Say: “Please do X,” instead of, “Can you do this?”

4. Validate your child’s emotional reaction.

You learned about validation above and you can use the same script. Be prepared to be met with resistance and lean into the child’s resistance. This will be the content that you can validate.

“I can understand why you wouldn’t want to ________ BECAUSE…BECAUSE…BECAUSE…”

4. Make the request a second time and set a limit if necessary.

“You need to come to the table and sit with me for 15 minutes.”

Recovery Coaching Example

Let’s use this example to practice recovery coaching. Pretend your fourteen-year-old daughter named Mara is struggling to try a new fear food.

1. Check in with yourself.

Are you calm? Is your request reasonable?

2. Connect with your child by supportively observing the situation.

“Mara, I can see you haven’t picked up or taken a bite of your pizza.
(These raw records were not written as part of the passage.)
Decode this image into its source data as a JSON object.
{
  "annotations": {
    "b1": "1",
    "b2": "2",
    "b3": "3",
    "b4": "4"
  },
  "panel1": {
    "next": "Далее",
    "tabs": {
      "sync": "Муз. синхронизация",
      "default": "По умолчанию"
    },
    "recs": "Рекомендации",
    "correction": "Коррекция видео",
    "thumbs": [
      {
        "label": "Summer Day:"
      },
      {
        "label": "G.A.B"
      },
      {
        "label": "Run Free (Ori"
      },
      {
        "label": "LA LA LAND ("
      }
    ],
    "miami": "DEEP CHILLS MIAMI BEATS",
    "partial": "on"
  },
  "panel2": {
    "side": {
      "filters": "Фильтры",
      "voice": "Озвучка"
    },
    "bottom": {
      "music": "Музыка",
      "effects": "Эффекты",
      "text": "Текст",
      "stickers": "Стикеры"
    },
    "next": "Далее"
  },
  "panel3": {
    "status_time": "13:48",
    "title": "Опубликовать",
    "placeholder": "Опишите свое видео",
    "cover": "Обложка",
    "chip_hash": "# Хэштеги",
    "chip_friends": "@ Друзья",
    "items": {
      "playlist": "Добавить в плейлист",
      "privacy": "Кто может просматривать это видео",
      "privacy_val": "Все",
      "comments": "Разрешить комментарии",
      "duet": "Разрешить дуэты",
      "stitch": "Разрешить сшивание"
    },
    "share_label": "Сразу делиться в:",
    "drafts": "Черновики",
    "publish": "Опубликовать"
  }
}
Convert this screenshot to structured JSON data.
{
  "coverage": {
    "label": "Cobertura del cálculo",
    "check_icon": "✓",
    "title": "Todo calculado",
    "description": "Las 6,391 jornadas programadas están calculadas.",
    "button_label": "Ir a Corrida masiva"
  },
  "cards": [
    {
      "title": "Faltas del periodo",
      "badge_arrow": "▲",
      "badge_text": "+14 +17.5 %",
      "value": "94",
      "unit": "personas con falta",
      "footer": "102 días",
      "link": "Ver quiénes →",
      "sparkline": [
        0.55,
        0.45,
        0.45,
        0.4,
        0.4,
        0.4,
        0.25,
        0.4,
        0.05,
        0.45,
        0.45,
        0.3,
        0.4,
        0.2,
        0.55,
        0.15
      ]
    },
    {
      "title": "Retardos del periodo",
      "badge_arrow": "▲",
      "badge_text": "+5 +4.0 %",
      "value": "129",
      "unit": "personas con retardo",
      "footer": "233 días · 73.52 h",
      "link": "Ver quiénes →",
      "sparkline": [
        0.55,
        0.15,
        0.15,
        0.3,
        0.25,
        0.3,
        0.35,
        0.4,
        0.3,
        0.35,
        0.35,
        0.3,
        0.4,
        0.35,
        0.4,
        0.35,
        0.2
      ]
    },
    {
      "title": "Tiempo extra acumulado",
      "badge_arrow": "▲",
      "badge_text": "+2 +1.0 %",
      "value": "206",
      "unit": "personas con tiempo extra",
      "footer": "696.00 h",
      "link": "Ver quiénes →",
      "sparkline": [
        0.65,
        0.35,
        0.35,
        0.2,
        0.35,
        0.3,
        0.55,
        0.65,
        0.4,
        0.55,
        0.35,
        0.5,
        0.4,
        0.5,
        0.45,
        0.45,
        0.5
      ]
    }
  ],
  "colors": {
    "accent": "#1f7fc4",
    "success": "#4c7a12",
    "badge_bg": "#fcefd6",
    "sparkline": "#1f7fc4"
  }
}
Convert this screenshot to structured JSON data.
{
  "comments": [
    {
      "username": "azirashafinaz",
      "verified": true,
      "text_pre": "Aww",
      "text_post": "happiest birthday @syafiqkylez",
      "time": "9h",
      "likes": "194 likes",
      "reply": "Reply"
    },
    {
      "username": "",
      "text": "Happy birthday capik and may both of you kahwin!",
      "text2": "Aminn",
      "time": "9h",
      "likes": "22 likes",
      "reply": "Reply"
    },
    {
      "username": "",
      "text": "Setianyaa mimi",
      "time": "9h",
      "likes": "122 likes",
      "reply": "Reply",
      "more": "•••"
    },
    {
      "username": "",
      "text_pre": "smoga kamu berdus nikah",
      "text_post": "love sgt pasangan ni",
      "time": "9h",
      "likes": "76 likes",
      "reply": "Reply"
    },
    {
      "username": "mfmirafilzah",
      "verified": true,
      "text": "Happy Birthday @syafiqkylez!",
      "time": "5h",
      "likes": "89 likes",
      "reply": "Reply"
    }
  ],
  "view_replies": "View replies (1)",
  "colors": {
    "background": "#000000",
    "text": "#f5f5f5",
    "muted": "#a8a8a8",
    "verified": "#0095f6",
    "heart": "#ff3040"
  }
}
It seems like a lot is coming up for you during this meal.”

3. Make the request.

“Mara, please take a few bites of your pizza.”

4. If you’re met with resistance, validate your child’s emotional experience.

“I can imagine you might not want to try the pizza BECAUSE you’re afraid of what the food might do to your body, and BECAUSE you feel overwhelmed about what we are having for dinner today, and BECAUSE pizza is a food you haven’t allowed yourself to have in a very long time.”

5. Make the request again.

I know you are trying your best, but I need you to try the pizza. Afterward, we can watch a movie together to take your mind off of the meal.”

6. If your child still isn’t able to comply, set a limit or communicate a consequence.

An example of a consequence might be 10 more minutes at the table and then supplementing for the calories your child was unable to consume.

Conclusion: The Healing Power of Families

Eating disorders are complicated mental illnesses that can interrupt families and leave parents feeling disconnected from their children. This makes sense and you aren’t alone if you are a parent who is feeling this way. Eating is a large part of the family experience as it is a way of connecting and sharing memories.

Even though it can be scary and overwhelming, willing parents and caregivers can be a big asset to their child’s recovery. If you are a parent of a child with an eating disorder and are interested in more resources for how to support your child’s recovery, visit Dr. Adele Lafrance’s website where you can find lists of workshops, books, and articles on these topics.

In addition, Hilltop Behavioral Health takes a family-based approach to treating children with eating disorders. If your child needs a therapist who can support them in their recovery, you can reach out to Hilltop’s team, and they can offer further insight into which therapist would be a good fit for your family.

References

Dolhanty, J., & Lafrance, A. (2019). Emotion-focused family therapy for eating disorders. In L. S. Greenberg & R. N. Goldman (Eds.), Clinical handbook of emotion-focused therapy (pp. 403–423). American Psychological Association. https://doi.org/10.1037/0000112-018

Stillar, A., Merali, N., Gusella, J., Scarborough, J., Nash, P., Orr, E., Henderson, K., Mayman, S., Files, N., & Lafrance, A. (2023). Caring for a child with an eating disorder: Understanding differences among mothers and fathers of adolescent and adult children. European eating disorders review : the journal of the Eating Disorders Association, 31(1), 87–97. https://doi.org/10.1002/erv.2935